Rob, a radar intercept officer, flew with Bill Franke when they were shot down in the same aircraft in 1965. Bill was piloting an F4 Phantom on a combat mission over North Vietnam with Rob serving as the radar intercept officer. Their plane was hit by a SAM (surface to air) missile and set afire. They were forced to eject and captured almost immediately after parachuting to the ground.
Rob spent part of his almost eight years as POWs as cellmates with Bill at the Hỏa Lò Prison, nicknamed the Hanoi Hilton by American POWs. Rob discussed the poor living conditions of the prison and being forced to participate in the Hanoi March. Rob told the students that the connection with the other POWs gave him the hope he needed to persist.
“Every week on Sunday, when we had our meal, the senior officer present would whistle the code for victory and then we would all say the Lord’s prayer,” said Rob.
Rob’s powerful storytelling and recollection of even minor details of his experience had a profound impact on the students.
Rob’s story, along with other POWs, is chronicled in Honor Bound: American Prisoners of War Vietnam POW in Southeast Asia, 1961-1973. Written by Stuart Rochester and Frederick Kiley, the book is considered the definitive account of the American POW experience.
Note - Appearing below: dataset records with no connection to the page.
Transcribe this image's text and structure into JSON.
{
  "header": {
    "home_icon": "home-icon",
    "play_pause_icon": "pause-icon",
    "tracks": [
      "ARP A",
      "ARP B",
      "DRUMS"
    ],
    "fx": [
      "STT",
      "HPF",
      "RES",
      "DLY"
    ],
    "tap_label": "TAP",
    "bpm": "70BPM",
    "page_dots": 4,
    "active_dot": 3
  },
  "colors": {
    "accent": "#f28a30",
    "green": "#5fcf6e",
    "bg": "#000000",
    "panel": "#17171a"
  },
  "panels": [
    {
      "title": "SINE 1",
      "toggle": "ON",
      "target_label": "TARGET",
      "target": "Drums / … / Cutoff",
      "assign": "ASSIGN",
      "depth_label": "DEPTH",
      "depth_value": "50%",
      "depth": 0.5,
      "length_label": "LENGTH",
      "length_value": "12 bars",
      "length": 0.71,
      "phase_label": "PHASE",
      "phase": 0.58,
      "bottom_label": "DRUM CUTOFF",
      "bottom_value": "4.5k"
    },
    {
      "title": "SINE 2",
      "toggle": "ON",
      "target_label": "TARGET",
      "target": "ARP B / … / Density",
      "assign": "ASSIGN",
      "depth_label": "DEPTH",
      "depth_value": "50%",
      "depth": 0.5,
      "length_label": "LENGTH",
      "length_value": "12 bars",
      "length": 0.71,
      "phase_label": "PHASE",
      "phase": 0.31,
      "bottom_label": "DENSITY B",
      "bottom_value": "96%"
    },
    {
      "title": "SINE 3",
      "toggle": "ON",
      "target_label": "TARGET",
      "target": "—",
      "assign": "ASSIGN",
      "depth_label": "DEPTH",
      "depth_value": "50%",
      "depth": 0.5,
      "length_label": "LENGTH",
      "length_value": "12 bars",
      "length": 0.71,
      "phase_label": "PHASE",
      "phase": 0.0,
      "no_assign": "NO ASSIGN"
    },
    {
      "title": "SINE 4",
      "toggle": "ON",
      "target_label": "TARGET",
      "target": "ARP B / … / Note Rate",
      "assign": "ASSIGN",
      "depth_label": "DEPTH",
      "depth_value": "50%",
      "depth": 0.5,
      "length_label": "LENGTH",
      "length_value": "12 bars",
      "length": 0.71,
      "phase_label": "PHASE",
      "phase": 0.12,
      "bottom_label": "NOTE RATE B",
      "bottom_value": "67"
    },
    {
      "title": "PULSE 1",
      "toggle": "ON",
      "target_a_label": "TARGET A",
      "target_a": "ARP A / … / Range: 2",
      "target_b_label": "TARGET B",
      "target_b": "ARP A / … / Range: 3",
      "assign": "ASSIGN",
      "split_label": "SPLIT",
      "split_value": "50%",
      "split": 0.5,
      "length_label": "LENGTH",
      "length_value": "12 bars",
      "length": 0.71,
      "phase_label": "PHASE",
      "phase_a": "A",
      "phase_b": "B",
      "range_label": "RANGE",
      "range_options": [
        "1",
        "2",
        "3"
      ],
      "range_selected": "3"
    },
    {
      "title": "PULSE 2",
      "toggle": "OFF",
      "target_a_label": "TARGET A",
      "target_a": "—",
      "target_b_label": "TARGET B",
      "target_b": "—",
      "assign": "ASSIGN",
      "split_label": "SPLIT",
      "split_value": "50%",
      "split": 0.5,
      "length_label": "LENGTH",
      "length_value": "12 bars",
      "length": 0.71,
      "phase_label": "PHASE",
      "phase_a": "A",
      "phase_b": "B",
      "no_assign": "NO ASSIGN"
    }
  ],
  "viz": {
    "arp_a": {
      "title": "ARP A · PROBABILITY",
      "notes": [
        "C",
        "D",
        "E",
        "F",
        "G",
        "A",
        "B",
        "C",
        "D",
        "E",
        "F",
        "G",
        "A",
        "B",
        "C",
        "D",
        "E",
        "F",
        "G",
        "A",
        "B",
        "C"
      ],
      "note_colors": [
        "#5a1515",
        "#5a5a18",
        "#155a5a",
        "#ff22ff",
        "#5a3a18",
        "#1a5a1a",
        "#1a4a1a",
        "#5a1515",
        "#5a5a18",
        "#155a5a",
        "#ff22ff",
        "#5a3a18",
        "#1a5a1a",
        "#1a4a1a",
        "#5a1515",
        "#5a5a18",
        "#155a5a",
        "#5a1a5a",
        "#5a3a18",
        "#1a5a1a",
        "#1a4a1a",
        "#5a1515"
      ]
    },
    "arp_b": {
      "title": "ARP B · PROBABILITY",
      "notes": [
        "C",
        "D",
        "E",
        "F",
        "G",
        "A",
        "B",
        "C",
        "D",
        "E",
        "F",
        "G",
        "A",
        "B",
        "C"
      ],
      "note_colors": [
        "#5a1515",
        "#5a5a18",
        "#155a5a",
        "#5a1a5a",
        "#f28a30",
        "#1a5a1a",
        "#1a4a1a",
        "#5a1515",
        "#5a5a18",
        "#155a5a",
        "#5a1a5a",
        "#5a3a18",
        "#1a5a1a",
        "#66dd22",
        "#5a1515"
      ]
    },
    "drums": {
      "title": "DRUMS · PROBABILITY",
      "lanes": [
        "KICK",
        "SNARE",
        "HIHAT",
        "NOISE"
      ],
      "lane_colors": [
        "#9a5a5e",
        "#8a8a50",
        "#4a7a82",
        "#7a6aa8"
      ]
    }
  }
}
For his service, Rob Doremus was the recipient of two Silver Stars, one for his work as a radar intercept officer and one for his valor as a prisoner of war. The citation for the second Silver Star noted, in part, Rob’s “conspicuous gallantry and intrepidity while interned as a Prisoner of War in North Vietnam... By his determination, courage, resourcefulness, and devotion, Commander Doremus reflected great credit upon himself and upheld the highest traditions of the Naval Service and the United States Armed Forces.
“I found it fascinating that someone who had experienced so much throughout life had no problem recalling anything. To hear from someone with first-hand experience about the war who was a POW is absolutely a fascinating experience,” said Kevin.
Rob’s connection to the class started with Kevin’s discovery of a family heirloom. With his instincts as a historian, Kevin brought this powerful experience to his classmates.